So I would go back to about 23 years old. Maybe it would be December the 15th. My dad’s birthday, he worked every birthday and every Christmas, where I’m lost going out drinking Thursday night, Friday night, Saturday night, Sunday night, and rely on my parents income living in the flub of the pub. And I would say two years if you don’t saw your life out and start your art business, or going through some properties like these people are telling you to do do something for yourself. UW gonna have a massive breakdown in his pub, and he’s going to be very ill and you’re gonna have a hard time with him for many years. And I would say to myself, just because you don’t know what to do yet, doesn’t mean you can’t do it. Just because you’re scared doesn’t mean you can’t succeed. And you don’t have to go and make massive changes, you can still live with your mom and dad for a year or two. Don’t have to put big stress on your overhead to take massive risks. But go out and try things, those things you’ve always wanted to do with your life. Go try and go do some paintings and try to sell them. Go see some properties and try and buy them.
Don’t be scared.
Take a few risks. And the things that you know you want to do in life that you’ve been putting off because you think you need to help your parents or you feel like you’re going to fail and look stupid. Try them big because the longer time goes on and you do the things in life that you sold out, and you’ve accepted, the worst life gets. And it gets to the point where it gets so bad that the bad things happen to people you love and you want to be in control of that situation.

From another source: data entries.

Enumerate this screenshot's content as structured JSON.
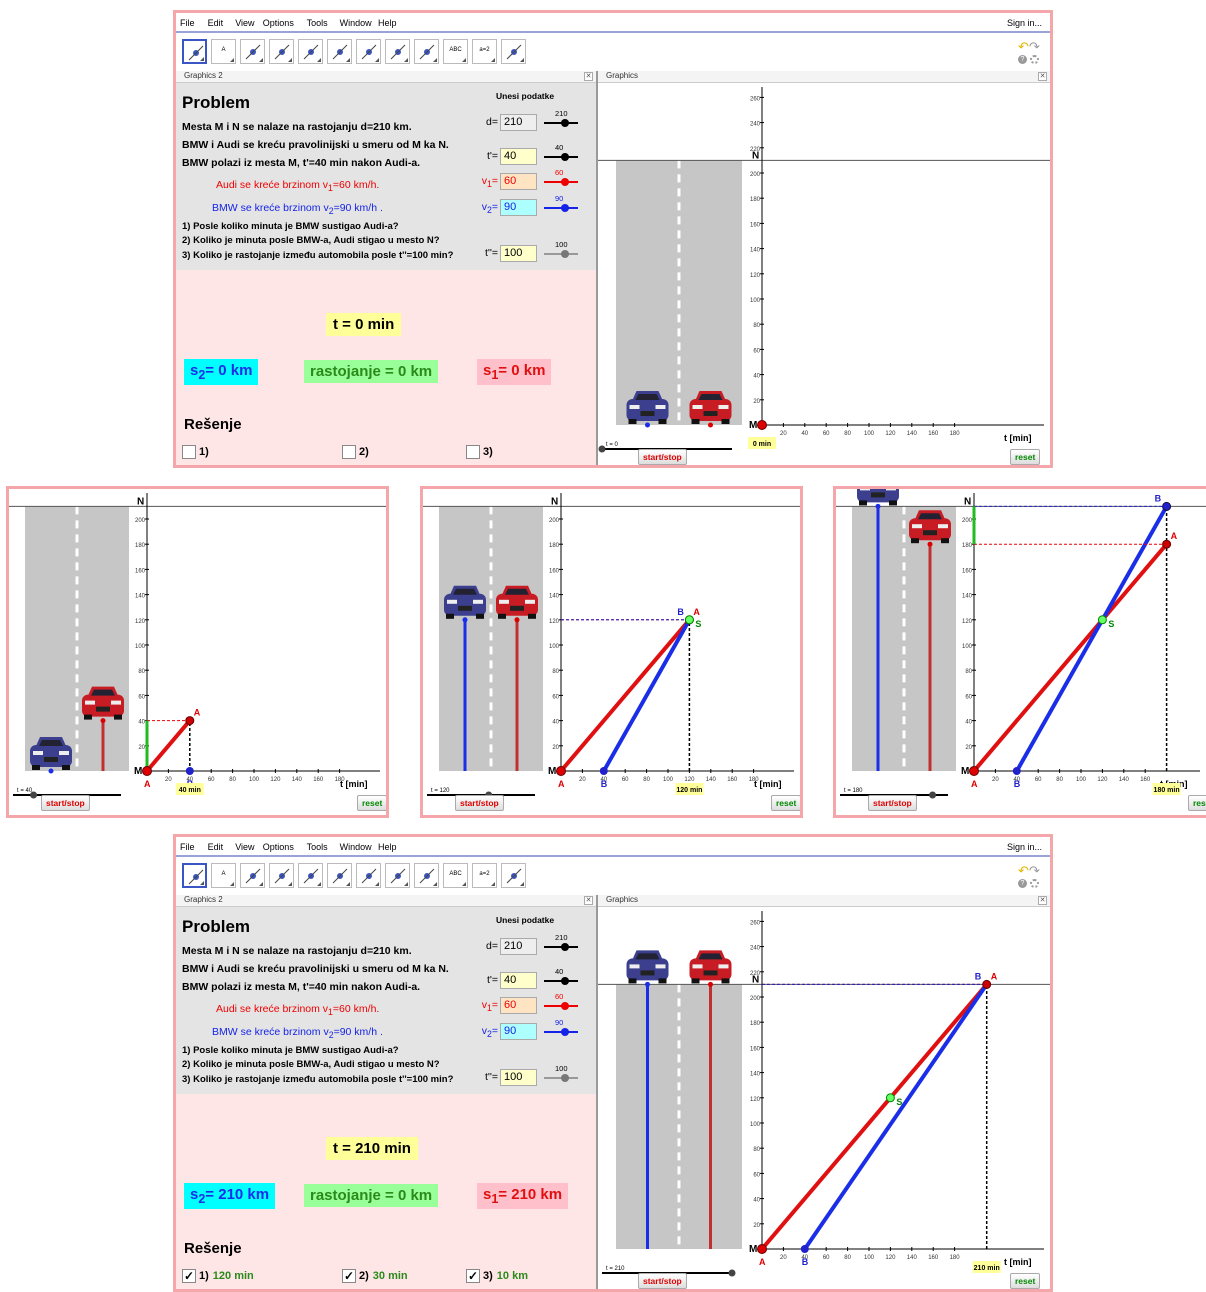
{
  "menu": [
    "File",
    "Edit",
    "View",
    "Options",
    "Tools",
    "Window",
    "Help"
  ],
  "sign_in": "Sign in...",
  "tools": [
    {
      "icon": "move-arrow-icon"
    },
    {
      "icon": "point-icon",
      "text": "A"
    },
    {
      "icon": "line-icon"
    },
    {
      "icon": "perpendicular-icon"
    },
    {
      "icon": "polygon-icon"
    },
    {
      "icon": "circle-icon"
    },
    {
      "icon": "conic-icon"
    },
    {
      "icon": "angle-icon"
    },
    {
      "icon": "reflect-icon"
    },
    {
      "icon": "text-icon",
      "text": "ABC"
    },
    {
      "icon": "slider-icon",
      "text": "a=2"
    },
    {
      "icon": "move-view-icon"
    }
  ],
  "panels": {
    "left": "Graphics 2",
    "right": "Graphics",
    "close": "✕"
  },
  "problem": {
    "title": "Problem",
    "line1": "Mesta M i N se nalaze na rastojanju d=210 km.",
    "line2": "BMW i Audi se kreću pravolinijski u smeru od M ka N.",
    "line3": "BMW polazi iz mesta M, t'=40 min nakon Audi-a.",
    "audi": "Audi se kreće brzinom v",
    "audi_sub": "1",
    "audi_end": "=60 km/h.",
    "bmw": "BMW se kreće brzinom v",
    "bmw_sub": "2",
    "bmw_end": "=90 km/h  .",
    "q1": "1)  Posle koliko minuta je BMW sustigao Audi-a?",
    "q2": "2)  Koliko je minuta posle BMW-a, Audi stigao u mesto N?",
    "q3": "3)  Koliko je rastojanje između automobila posle  t''=100 min?"
  },
  "inputs": {
    "header": "Unesi podatke",
    "d": {
      "label": "d=",
      "value": "210",
      "slider": "210"
    },
    "tp": {
      "label": "t'=",
      "value": "40",
      "slider": "40"
    },
    "v1": {
      "label": "v",
      "sub": "1",
      "eq": "=",
      "value": "60",
      "slider": "60"
    },
    "v2": {
      "label": "v",
      "sub": "2",
      "eq": "=",
      "value": "90",
      "slider": "90"
    },
    "tpp": {
      "label": "t''=",
      "value": "100",
      "slider": "100"
    }
  },
  "colors": {
    "audi": "#e01010",
    "bmw": "#1a2ee8",
    "gap": "#22bb22",
    "road": "#c6c6c6",
    "bg_pink": "#ffe6e6",
    "yellow": "#ffff99",
    "cyan": "#00ffff",
    "green_box": "#99ff99",
    "pink_box": "#ffc0cb"
  },
  "resenje": "Rešenje",
  "axis": {
    "t_label": "t [min]",
    "M": "M",
    "N": "N",
    "y_ticks": [
      "20",
      "40",
      "60",
      "80",
      "100",
      "120",
      "140",
      "160",
      "180",
      "200",
      "220",
      "240",
      "260"
    ],
    "x_ticks": [
      "20",
      "40",
      "60",
      "80",
      "100",
      "120",
      "140",
      "160",
      "180"
    ]
  },
  "buttons": {
    "start": "start/stop",
    "reset": "reset"
  },
  "states": [
    {
      "t": 0,
      "t_text": "t = 0 min",
      "s2_text": "= 0 km",
      "dist_text": "rastojanje =  0 km",
      "s1_text": "= 0 km",
      "slider_label": "t = 0",
      "time_badge": "0 min",
      "answers": [
        "",
        "",
        ""
      ],
      "checked": [
        false,
        false,
        false
      ]
    },
    {
      "t": 40,
      "slider_label": "t = 40",
      "time_badge": "40 min"
    },
    {
      "t": 120,
      "slider_label": "t = 120",
      "time_badge": "120 min"
    },
    {
      "t": 180,
      "slider_label": "t = 180",
      "time_badge": "180 min"
    },
    {
      "t": 210,
      "t_text": "t = 210 min",
      "s2_text": "= 210 km",
      "dist_text": "rastojanje =  0 km",
      "s1_text": "= 210 km",
      "slider_label": "t = 210",
      "time_badge": "210 min",
      "answers": [
        "120 min",
        "30 min",
        "10 km"
      ],
      "checked": [
        true,
        true,
        true
      ]
    }
  ],
  "labels": {
    "s": "s",
    "s2_sub": "2",
    "s1_sub": "1",
    "A": "A",
    "B": "B",
    "A1": "A",
    "B1": "B",
    "sub1": "1",
    "S": "S",
    "q": [
      "1)",
      "2)",
      "3)"
    ]
  },
  "physics": {
    "d": 210,
    "t_delay": 40,
    "v1": 60,
    "v2": 90
  }
}
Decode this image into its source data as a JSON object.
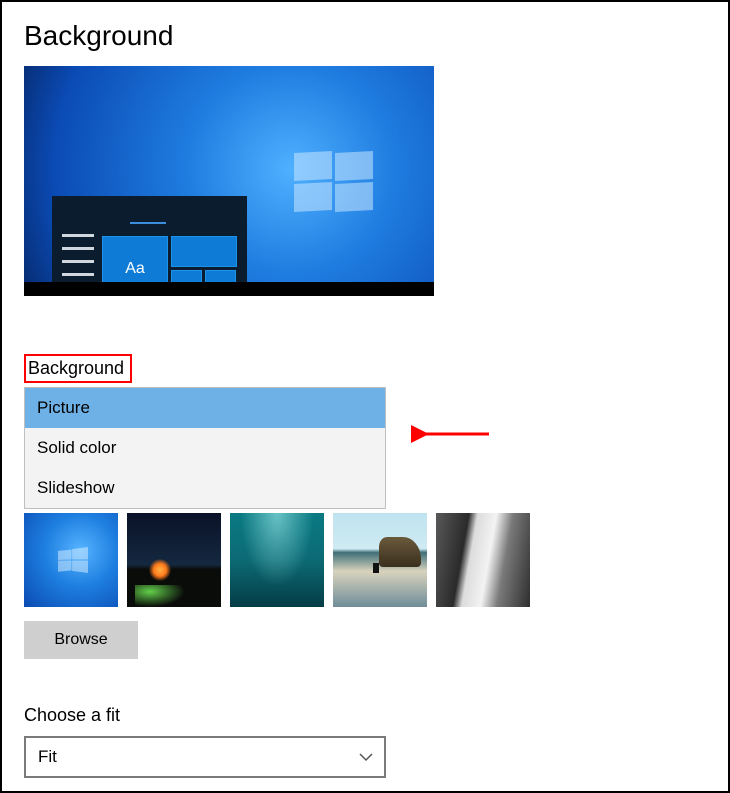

David Ralph [48:13]
Rob, what’s the number one best way that our audience can connect with you, sir? I would say
Rob Moore [48:18]
search me on Amazon. Rock more. Search me in Google rock more. And I have a podcaster disruptive entrepreneur. Sorry.
David Ralph [48:31]
That’s fine. I’ll let you up. Rob, thank you so much for spending time with us today. joining up those dots. Please come back again when you have more dots to join up because I do believe that by joining up the dots and connecting our past is the best way to build our futures. Mr. Rob Moore, thank you so much.
Rob Moore [48:49]
Thank you, David. Thank you everyone.
David Ralph [48:53]
Mr. Rob Moore. So I’m worth more realise your value unleash your potentials good books, good read. I’m ploughing through it at the moment as I say and basically it says on the back I read you the blurb Do you feel good about yourself? Do you earn what you’re really worth? Are you living to your full potential? If you can’t answer a resounding yes to these men I’m worth more is the book for you. Grateful for stuff. If you want more from Rob SSA, you can go over to his podcast you can find him on Google by the if you want more Join Up Dots you know where we are. Come back soon and I will be here waiting for you. Thank you so much for listening. That was Join Up Dots. Cheers. Bye bye.
David doesn’t want you to become a faded version of the brilliant self you are wants to become so he’s put together an amazing guide for you called the eight pieces of advice that every successful entrepreneur practices, including the two that changed his life. Head over to Join Up dots.com to download this amazing guide for free and we’ll see you tomorrow on Join Up Dots.